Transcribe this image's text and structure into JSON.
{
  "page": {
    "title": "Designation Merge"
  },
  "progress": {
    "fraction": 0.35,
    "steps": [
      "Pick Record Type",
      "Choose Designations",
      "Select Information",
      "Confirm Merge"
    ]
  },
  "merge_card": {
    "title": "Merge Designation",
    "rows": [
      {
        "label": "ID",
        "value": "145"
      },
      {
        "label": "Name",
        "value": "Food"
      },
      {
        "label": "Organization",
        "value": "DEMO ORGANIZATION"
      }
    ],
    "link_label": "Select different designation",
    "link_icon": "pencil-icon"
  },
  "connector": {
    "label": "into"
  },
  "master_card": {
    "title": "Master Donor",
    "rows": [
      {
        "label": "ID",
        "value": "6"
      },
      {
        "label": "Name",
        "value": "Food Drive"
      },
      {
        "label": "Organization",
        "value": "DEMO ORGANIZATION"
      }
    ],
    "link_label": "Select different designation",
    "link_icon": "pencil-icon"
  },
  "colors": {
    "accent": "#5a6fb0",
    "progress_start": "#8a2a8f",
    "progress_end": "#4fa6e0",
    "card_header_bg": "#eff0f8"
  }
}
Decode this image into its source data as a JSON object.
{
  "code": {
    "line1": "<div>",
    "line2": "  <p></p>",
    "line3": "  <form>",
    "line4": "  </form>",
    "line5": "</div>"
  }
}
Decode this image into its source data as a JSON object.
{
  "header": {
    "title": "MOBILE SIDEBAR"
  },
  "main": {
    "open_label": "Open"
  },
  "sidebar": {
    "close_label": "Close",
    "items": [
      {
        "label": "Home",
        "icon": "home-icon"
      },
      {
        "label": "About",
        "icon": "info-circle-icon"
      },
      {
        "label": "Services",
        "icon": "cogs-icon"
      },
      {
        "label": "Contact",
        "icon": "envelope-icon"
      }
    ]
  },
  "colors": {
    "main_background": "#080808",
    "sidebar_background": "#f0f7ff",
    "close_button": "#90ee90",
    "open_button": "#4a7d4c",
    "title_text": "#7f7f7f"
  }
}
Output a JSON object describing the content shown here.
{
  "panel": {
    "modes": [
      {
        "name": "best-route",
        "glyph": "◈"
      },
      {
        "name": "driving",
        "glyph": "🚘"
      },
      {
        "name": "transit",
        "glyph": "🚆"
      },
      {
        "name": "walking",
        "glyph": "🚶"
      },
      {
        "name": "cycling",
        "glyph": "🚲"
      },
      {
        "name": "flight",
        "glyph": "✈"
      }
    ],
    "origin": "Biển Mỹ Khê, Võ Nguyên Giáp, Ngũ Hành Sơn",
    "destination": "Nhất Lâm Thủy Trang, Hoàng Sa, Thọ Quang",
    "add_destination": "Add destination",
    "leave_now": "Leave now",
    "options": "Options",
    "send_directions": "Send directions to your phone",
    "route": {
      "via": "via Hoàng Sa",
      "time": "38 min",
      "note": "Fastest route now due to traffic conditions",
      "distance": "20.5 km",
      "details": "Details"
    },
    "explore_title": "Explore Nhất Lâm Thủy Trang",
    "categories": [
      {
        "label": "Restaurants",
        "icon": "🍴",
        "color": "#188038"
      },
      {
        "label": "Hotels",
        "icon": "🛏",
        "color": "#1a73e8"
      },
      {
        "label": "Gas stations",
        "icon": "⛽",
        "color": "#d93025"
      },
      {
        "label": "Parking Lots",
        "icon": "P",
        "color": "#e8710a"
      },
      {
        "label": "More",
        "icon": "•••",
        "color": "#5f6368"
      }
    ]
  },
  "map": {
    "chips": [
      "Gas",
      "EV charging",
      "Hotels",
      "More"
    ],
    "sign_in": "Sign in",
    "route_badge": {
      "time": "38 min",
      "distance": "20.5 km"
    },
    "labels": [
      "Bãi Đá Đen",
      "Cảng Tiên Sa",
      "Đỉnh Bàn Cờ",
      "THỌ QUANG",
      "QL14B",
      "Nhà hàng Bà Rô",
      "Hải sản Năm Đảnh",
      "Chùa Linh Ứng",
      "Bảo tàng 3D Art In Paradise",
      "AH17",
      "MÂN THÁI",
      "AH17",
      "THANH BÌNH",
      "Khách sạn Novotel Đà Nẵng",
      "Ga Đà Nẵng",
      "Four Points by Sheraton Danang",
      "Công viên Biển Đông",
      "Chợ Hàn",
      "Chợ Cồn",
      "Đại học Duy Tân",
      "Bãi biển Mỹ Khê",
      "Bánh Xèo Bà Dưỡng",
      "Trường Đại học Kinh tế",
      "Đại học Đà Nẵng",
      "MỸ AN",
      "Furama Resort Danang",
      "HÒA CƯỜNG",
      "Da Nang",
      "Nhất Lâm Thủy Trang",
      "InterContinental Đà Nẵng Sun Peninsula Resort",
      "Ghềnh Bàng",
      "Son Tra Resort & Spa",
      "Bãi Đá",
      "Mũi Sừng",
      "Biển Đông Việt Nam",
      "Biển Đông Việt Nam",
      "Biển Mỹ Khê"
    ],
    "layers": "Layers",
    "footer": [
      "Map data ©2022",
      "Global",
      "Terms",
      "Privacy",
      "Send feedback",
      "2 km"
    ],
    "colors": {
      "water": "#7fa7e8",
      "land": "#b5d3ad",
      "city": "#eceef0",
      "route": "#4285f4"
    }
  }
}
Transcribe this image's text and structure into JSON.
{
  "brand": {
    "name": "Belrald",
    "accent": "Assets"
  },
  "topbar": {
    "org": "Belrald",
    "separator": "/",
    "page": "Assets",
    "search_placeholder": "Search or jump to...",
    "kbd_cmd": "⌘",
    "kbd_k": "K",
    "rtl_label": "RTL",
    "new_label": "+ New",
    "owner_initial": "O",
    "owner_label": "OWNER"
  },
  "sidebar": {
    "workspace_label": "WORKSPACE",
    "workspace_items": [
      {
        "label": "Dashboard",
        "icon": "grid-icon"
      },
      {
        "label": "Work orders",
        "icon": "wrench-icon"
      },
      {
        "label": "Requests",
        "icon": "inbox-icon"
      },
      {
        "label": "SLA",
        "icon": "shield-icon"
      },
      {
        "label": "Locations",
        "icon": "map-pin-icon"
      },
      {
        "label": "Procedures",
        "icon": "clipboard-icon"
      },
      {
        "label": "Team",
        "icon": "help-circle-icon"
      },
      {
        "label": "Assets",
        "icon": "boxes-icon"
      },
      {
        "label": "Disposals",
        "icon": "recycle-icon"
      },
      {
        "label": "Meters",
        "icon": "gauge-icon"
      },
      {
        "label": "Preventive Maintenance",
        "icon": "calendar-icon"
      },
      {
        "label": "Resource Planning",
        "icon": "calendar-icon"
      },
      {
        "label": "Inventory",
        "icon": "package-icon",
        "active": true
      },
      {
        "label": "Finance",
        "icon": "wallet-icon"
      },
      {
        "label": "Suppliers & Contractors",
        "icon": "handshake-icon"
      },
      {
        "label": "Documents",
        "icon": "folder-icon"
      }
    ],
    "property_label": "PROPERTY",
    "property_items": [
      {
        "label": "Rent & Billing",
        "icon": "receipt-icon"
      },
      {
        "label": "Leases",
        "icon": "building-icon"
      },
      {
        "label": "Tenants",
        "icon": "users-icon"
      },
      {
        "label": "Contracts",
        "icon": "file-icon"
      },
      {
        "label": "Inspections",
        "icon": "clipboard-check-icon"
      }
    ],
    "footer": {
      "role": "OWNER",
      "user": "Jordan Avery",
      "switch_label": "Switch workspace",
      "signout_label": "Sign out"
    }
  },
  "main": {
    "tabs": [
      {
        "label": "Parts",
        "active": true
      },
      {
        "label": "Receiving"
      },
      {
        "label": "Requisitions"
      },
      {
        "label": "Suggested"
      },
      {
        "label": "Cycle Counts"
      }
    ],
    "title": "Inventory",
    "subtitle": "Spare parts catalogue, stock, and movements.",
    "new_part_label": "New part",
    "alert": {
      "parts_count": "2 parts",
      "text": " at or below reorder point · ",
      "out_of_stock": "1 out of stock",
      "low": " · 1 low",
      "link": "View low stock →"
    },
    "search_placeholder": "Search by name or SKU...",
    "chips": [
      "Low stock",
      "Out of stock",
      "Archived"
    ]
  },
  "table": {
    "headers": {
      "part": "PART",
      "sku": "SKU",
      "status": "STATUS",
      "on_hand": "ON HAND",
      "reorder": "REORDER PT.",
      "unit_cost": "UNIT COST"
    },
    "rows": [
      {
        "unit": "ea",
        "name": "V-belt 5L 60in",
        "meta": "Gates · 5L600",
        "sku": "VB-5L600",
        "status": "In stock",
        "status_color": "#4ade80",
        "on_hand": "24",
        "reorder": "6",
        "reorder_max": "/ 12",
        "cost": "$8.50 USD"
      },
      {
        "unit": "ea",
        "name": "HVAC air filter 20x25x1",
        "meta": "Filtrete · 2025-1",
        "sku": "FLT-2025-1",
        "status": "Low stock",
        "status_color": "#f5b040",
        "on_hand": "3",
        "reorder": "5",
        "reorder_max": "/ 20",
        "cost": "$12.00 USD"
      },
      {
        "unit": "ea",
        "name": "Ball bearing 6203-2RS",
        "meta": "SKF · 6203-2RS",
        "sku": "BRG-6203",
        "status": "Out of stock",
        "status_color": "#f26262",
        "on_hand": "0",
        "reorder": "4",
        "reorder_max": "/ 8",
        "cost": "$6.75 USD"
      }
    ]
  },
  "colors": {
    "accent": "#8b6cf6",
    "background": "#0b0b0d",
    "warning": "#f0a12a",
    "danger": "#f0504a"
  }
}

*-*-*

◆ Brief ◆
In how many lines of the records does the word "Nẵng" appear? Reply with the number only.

◆ Exercise response ◆
4